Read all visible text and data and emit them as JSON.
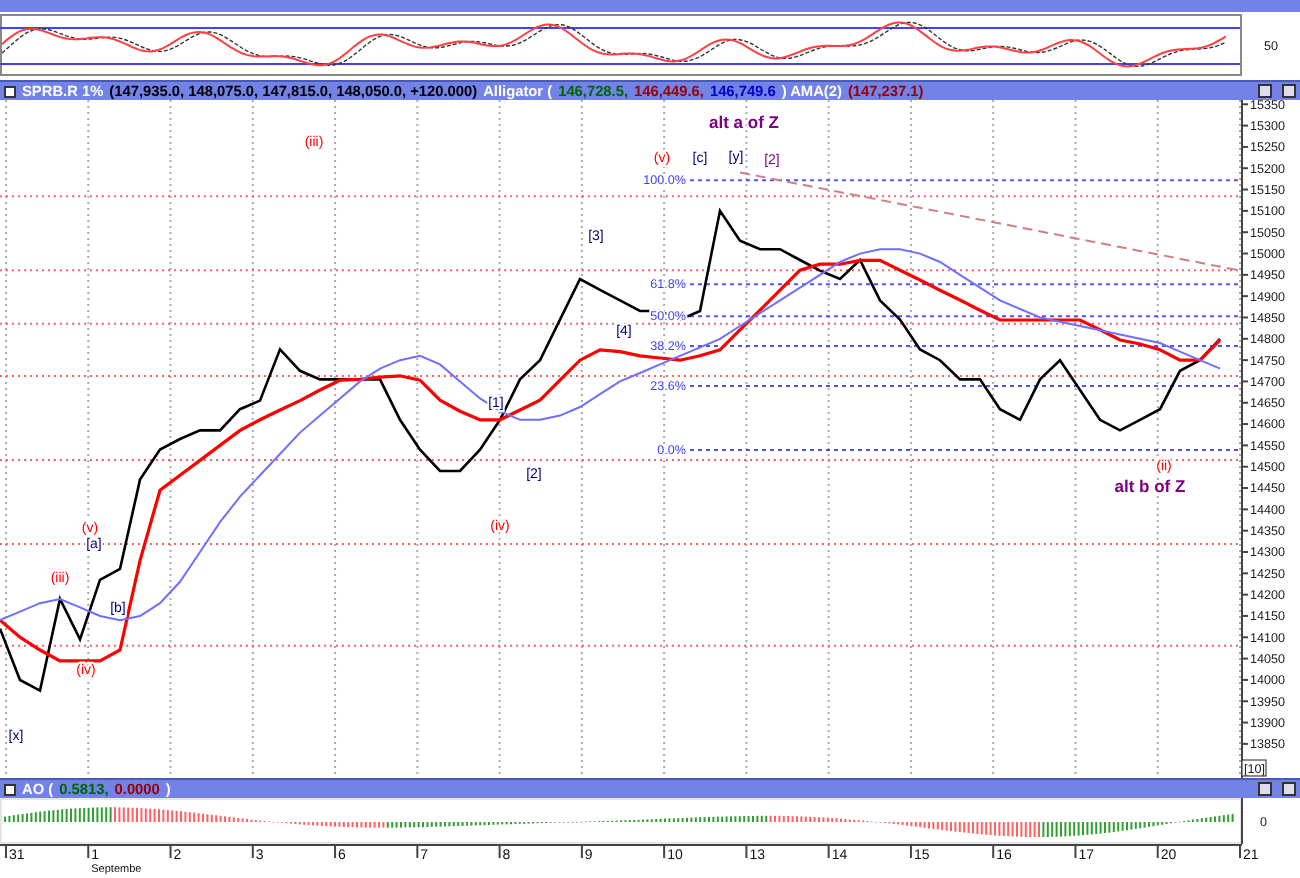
{
  "stochastic_panel": {
    "axis_labels": [
      "50"
    ]
  },
  "price_header": {
    "segments": [
      {
        "text": "SPRB.R 1%",
        "color": "#ffffff"
      },
      {
        "text": "(147,935.0, 148,075.0, 147,815.0, 148,050.0, +120.000)",
        "color": "#000000"
      },
      {
        "text": "Alligator (",
        "color": "#ffffff"
      },
      {
        "text": "146,728.5,",
        "color": "#006600"
      },
      {
        "text": "146,449.6,",
        "color": "#990000"
      },
      {
        "text": "146,749.6",
        "color": "#0000cc"
      },
      {
        "text": ") AMA(2)",
        "color": "#ffffff"
      },
      {
        "text": "(147,237.1)",
        "color": "#990000"
      }
    ]
  },
  "price_chart": {
    "axis_box": "[10]",
    "chart_data": {
      "type": "line",
      "categories": [
        null,
        null,
        null,
        null,
        null,
        null,
        null,
        null,
        null,
        null,
        null,
        null,
        null,
        null,
        null,
        null,
        null,
        null,
        null,
        null,
        null,
        null,
        null,
        null,
        null,
        null,
        null,
        null,
        null,
        null,
        null,
        null,
        null,
        null,
        null,
        null,
        null,
        null,
        null,
        null,
        null,
        null,
        null,
        null,
        null,
        null,
        null,
        null,
        null,
        null,
        null,
        null,
        null,
        null,
        null,
        null,
        null,
        null,
        null,
        null,
        null,
        null
      ],
      "series": [
        {
          "color": "#000000",
          "values": [
            14120,
            14000,
            13975,
            14190,
            14095,
            14235,
            14260,
            14470,
            14540,
            14565,
            14585,
            14585,
            14635,
            14655,
            14775,
            14725,
            14705,
            14705,
            14705,
            14705,
            14610,
            14540,
            14490,
            14490,
            14540,
            14610,
            14705,
            14750,
            14845,
            14940,
            14915,
            14890,
            14865,
            14865,
            14845,
            14865,
            15100,
            15030,
            15010,
            15010,
            14985,
            14960,
            14940,
            14985,
            14890,
            14845,
            14775,
            14750,
            14705,
            14705,
            14635,
            14610,
            14705,
            14750,
            14680,
            14610,
            14585,
            14610,
            14635,
            14725,
            14750,
            14800
          ]
        },
        {
          "color": "#ff0000",
          "values": [
            14140,
            14100,
            14070,
            14045,
            14045,
            14045,
            14070,
            14280,
            14445,
            14480,
            14515,
            14550,
            14585,
            14610,
            14633,
            14655,
            14680,
            14703,
            14705,
            14710,
            14713,
            14703,
            14656,
            14630,
            14610,
            14610,
            14633,
            14656,
            14703,
            14750,
            14774,
            14770,
            14760,
            14755,
            14750,
            14760,
            14774,
            14821,
            14867,
            14914,
            14961,
            14975,
            14975,
            14984,
            14984,
            14961,
            14938,
            14914,
            14891,
            14867,
            14844,
            14844,
            14844,
            14844,
            14844,
            14821,
            14797,
            14788,
            14774,
            14750,
            14750,
            14797
          ]
        },
        {
          "color": "#6f6fff",
          "values": [
            14140,
            14160,
            14180,
            14190,
            14170,
            14150,
            14140,
            14150,
            14180,
            14230,
            14300,
            14370,
            14430,
            14480,
            14530,
            14580,
            14620,
            14660,
            14700,
            14730,
            14750,
            14760,
            14740,
            14700,
            14660,
            14630,
            14610,
            14610,
            14620,
            14640,
            14670,
            14700,
            14720,
            14740,
            14760,
            14780,
            14800,
            14830,
            14860,
            14890,
            14920,
            14950,
            14980,
            15000,
            15010,
            15010,
            15000,
            14980,
            14950,
            14920,
            14890,
            14870,
            14850,
            14840,
            14830,
            14820,
            14810,
            14800,
            14790,
            14770,
            14750,
            14730
          ]
        }
      ],
      "ylim": [
        13770,
        15360
      ],
      "grid": true,
      "ref_lines": [
        {
          "axis": "y",
          "value": 15134
        },
        {
          "axis": "y",
          "value": 14961
        },
        {
          "axis": "y",
          "value": 14835
        },
        {
          "axis": "y",
          "value": 14713
        },
        {
          "axis": "y",
          "value": 14516
        },
        {
          "axis": "y",
          "value": 14319
        },
        {
          "axis": "y",
          "value": 14080
        },
        {
          "axis": "y",
          "value": 15172
        },
        {
          "axis": "y",
          "value": 14928
        },
        {
          "axis": "y",
          "value": 14853
        },
        {
          "axis": "y",
          "value": 14783
        },
        {
          "axis": "y",
          "value": 14689
        },
        {
          "axis": "y",
          "value": 14539
        }
      ],
      "yticks": [
        15350,
        15300,
        15250,
        15200,
        15150,
        15100,
        15050,
        15000,
        14950,
        14900,
        14850,
        14800,
        14750,
        14700,
        14650,
        14600,
        14550,
        14500,
        14450,
        14400,
        14350,
        14300,
        14250,
        14200,
        14150,
        14100,
        14050,
        14000,
        13950,
        13900,
        13850
      ]
    }
  },
  "fibonacci_labels": [
    {
      "text": "100.0%"
    },
    {
      "text": "61.8%"
    },
    {
      "text": "50.0%"
    },
    {
      "text": "38.2%"
    },
    {
      "text": "23.6%"
    },
    {
      "text": "0.0%"
    }
  ],
  "wave_labels": [
    {
      "text": "[x]",
      "color": "#000080"
    },
    {
      "text": "(iii)",
      "color": "#ff0000"
    },
    {
      "text": "(v)",
      "color": "#ff0000"
    },
    {
      "text": "[a]",
      "color": "#000080"
    },
    {
      "text": "(iv)",
      "color": "#ff0000"
    },
    {
      "text": "[b]",
      "color": "#000080"
    },
    {
      "text": "(iii)",
      "color": "#ff0000"
    },
    {
      "text": "[1]",
      "color": "#000080"
    },
    {
      "text": "(iv)",
      "color": "#ff0000"
    },
    {
      "text": "[2]",
      "color": "#000080"
    },
    {
      "text": "[3]",
      "color": "#000080"
    },
    {
      "text": "[4]",
      "color": "#000080"
    },
    {
      "text": "(v)",
      "color": "#ff0000"
    },
    {
      "text": "alt a of Z",
      "color": "#800080",
      "kind": "scenario"
    },
    {
      "text": "[c]",
      "color": "#000080"
    },
    {
      "text": "[y]",
      "color": "#000080"
    },
    {
      "text": "[2]",
      "color": "#800080"
    },
    {
      "text": "(ii)",
      "color": "#ff0000"
    },
    {
      "text": "alt b of Z",
      "color": "#800080",
      "kind": "scenario"
    }
  ],
  "ao_header": {
    "segments": [
      {
        "text": "AO (",
        "color": "#ffffff"
      },
      {
        "text": "0.5813,",
        "color": "#006600"
      },
      {
        "text": "0.0000",
        "color": "#990000"
      },
      {
        "text": ")",
        "color": "#ffffff"
      }
    ]
  },
  "ao_panel": {
    "axis_labels": [
      "0"
    ]
  },
  "date_axis": {
    "labels": [
      "31",
      "1",
      "2",
      "3",
      "6",
      "7",
      "8",
      "9",
      "10",
      "13",
      "14",
      "15",
      "16",
      "17",
      "20",
      "21"
    ],
    "month": "Septembe"
  }
}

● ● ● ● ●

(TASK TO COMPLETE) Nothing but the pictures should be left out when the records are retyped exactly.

(SOLUTION FOR THIS TASK)
Read all visible text and data and emit them as JSON.
{
  "stochastic_panel": {
    "axis_labels": [
      "50"
    ]
  },
  "price_header": {
    "segments": [
      {
        "text": "SPRB.R 1%",
        "color": "#ffffff"
      },
      {
        "text": "(147,935.0, 148,075.0, 147,815.0, 148,050.0, +120.000)",
        "color": "#000000"
      },
      {
        "text": "Alligator (",
        "color": "#ffffff"
      },
      {
        "text": "146,728.5,",
        "color": "#006600"
      },
      {
        "text": "146,449.6,",
        "color": "#990000"
      },
      {
        "text": "146,749.6",
        "color": "#0000cc"
      },
      {
        "text": ") AMA(2)",
        "color": "#ffffff"
      },
      {
        "text": "(147,237.1)",
        "color": "#990000"
      }
    ]
  },
  "price_chart": {
    "axis_box": "[10]",
    "chart_data": {
      "type": "line",
      "categories": [
        null,
        null,
        null,
        null,
        null,
        null,
        null,
        null,
        null,
        null,
        null,
        null,
        null,
        null,
        null,
        null,
        null,
        null,
        null,
        null,
        null,
        null,
        null,
        null,
        null,
        null,
        null,
        null,
        null,
        null,
        null,
        null,
        null,
        null,
        null,
        null,
        null,
        null,
        null,
        null,
        null,
        null,
        null,
        null,
        null,
        null,
        null,
        null,
        null,
        null,
        null,
        null,
        null,
        null,
        null,
        null,
        null,
        null,
        null,
        null,
        null,
        null
      ],
      "series": [
        {
          "color": "#000000",
          "values": [
            14120,
            14000,
            13975,
            14190,
            14095,
            14235,
            14260,
            14470,
            14540,
            14565,
            14585,
            14585,
            14635,
            14655,
            14775,
            14725,
            14705,
            14705,
            14705,
            14705,
            14610,
            14540,
            14490,
            14490,
            14540,
            14610,
            14705,
            14750,
            14845,
            14940,
            14915,
            14890,
            14865,
            14865,
            14845,
            14865,
            15100,
            15030,
            15010,
            15010,
            14985,
            14960,
            14940,
            14985,
            14890,
            14845,
            14775,
            14750,
            14705,
            14705,
            14635,
            14610,
            14705,
            14750,
            14680,
            14610,
            14585,
            14610,
            14635,
            14725,
            14750,
            14800
          ]
        },
        {
          "color": "#ff0000",
          "values": [
            14140,
            14100,
            14070,
            14045,
            14045,
            14045,
            14070,
            14280,
            14445,
            14480,
            14515,
            14550,
            14585,
            14610,
            14633,
            14655,
            14680,
            14703,
            14705,
            14710,
            14713,
            14703,
            14656,
            14630,
            14610,
            14610,
            14633,
            14656,
            14703,
            14750,
            14774,
            14770,
            14760,
            14755,
            14750,
            14760,
            14774,
            14821,
            14867,
            14914,
            14961,
            14975,
            14975,
            14984,
            14984,
            14961,
            14938,
            14914,
            14891,
            14867,
            14844,
            14844,
            14844,
            14844,
            14844,
            14821,
            14797,
            14788,
            14774,
            14750,
            14750,
            14797
          ]
        },
        {
          "color": "#6f6fff",
          "values": [
            14140,
            14160,
            14180,
            14190,
            14170,
            14150,
            14140,
            14150,
            14180,
            14230,
            14300,
            14370,
            14430,
            14480,
            14530,
            14580,
            14620,
            14660,
            14700,
            14730,
            14750,
            14760,
            14740,
            14700,
            14660,
            14630,
            14610,
            14610,
            14620,
            14640,
            14670,
            14700,
            14720,
            14740,
            14760,
            14780,
            14800,
            14830,
            14860,
            14890,
            14920,
            14950,
            14980,
            15000,
            15010,
            15010,
            15000,
            14980,
            14950,
            14920,
            14890,
            14870,
            14850,
            14840,
            14830,
            14820,
            14810,
            14800,
            14790,
            14770,
            14750,
            14730
          ]
        }
      ],
      "ylim": [
        13770,
        15360
      ],
      "grid": true,
      "ref_lines": [
        {
          "axis": "y",
          "value": 15134
        },
        {
          "axis": "y",
          "value": 14961
        },
        {
          "axis": "y",
          "value": 14835
        },
        {
          "axis": "y",
          "value": 14713
        },
        {
          "axis": "y",
          "value": 14516
        },
        {
          "axis": "y",
          "value": 14319
        },
        {
          "axis": "y",
          "value": 14080
        },
        {
          "axis": "y",
          "value": 15172
        },
        {
          "axis": "y",
          "value": 14928
        },
        {
          "axis": "y",
          "value": 14853
        },
        {
          "axis": "y",
          "value": 14783
        },
        {
          "axis": "y",
          "value": 14689
        },
        {
          "axis": "y",
          "value": 14539
        }
      ],
      "yticks": [
        15350,
        15300,
        15250,
        15200,
        15150,
        15100,
        15050,
        15000,
        14950,
        14900,
        14850,
        14800,
        14750,
        14700,
        14650,
        14600,
        14550,
        14500,
        14450,
        14400,
        14350,
        14300,
        14250,
        14200,
        14150,
        14100,
        14050,
        14000,
        13950,
        13900,
        13850
      ]
    }
  },
  "fibonacci_labels": [
    {
      "text": "100.0%"
    },
    {
      "text": "61.8%"
    },
    {
      "text": "50.0%"
    },
    {
      "text": "38.2%"
    },
    {
      "text": "23.6%"
    },
    {
      "text": "0.0%"
    }
  ],
  "wave_labels": [
    {
      "text": "[x]",
      "color": "#000080"
    },
    {
      "text": "(iii)",
      "color": "#ff0000"
    },
    {
      "text": "(v)",
      "color": "#ff0000"
    },
    {
      "text": "[a]",
      "color": "#000080"
    },
    {
      "text": "(iv)",
      "color": "#ff0000"
    },
    {
      "text": "[b]",
      "color": "#000080"
    },
    {
      "text": "(iii)",
      "color": "#ff0000"
    },
    {
      "text": "[1]",
      "color": "#000080"
    },
    {
      "text": "(iv)",
      "color": "#ff0000"
    },
    {
      "text": "[2]",
      "color": "#000080"
    },
    {
      "text": "[3]",
      "color": "#000080"
    },
    {
      "text": "[4]",
      "color": "#000080"
    },
    {
      "text": "(v)",
      "color": "#ff0000"
    },
    {
      "text": "alt a of Z",
      "color": "#800080",
      "kind": "scenario"
    },
    {
      "text": "[c]",
      "color": "#000080"
    },
    {
      "text": "[y]",
      "color": "#000080"
    },
    {
      "text": "[2]",
      "color": "#800080"
    },
    {
      "text": "(ii)",
      "color": "#ff0000"
    },
    {
      "text": "alt b of Z",
      "color": "#800080",
      "kind": "scenario"
    }
  ],
  "ao_header": {
    "segments": [
      {
        "text": "AO (",
        "color": "#ffffff"
      },
      {
        "text": "0.5813,",
        "color": "#006600"
      },
      {
        "text": "0.0000",
        "color": "#990000"
      },
      {
        "text": ")",
        "color": "#ffffff"
      }
    ]
  },
  "ao_panel": {
    "axis_labels": [
      "0"
    ]
  },
  "date_axis": {
    "labels": [
      "31",
      "1",
      "2",
      "3",
      "6",
      "7",
      "8",
      "9",
      "10",
      "13",
      "14",
      "15",
      "16",
      "17",
      "20",
      "21"
    ],
    "month": "Septembe"
  }
}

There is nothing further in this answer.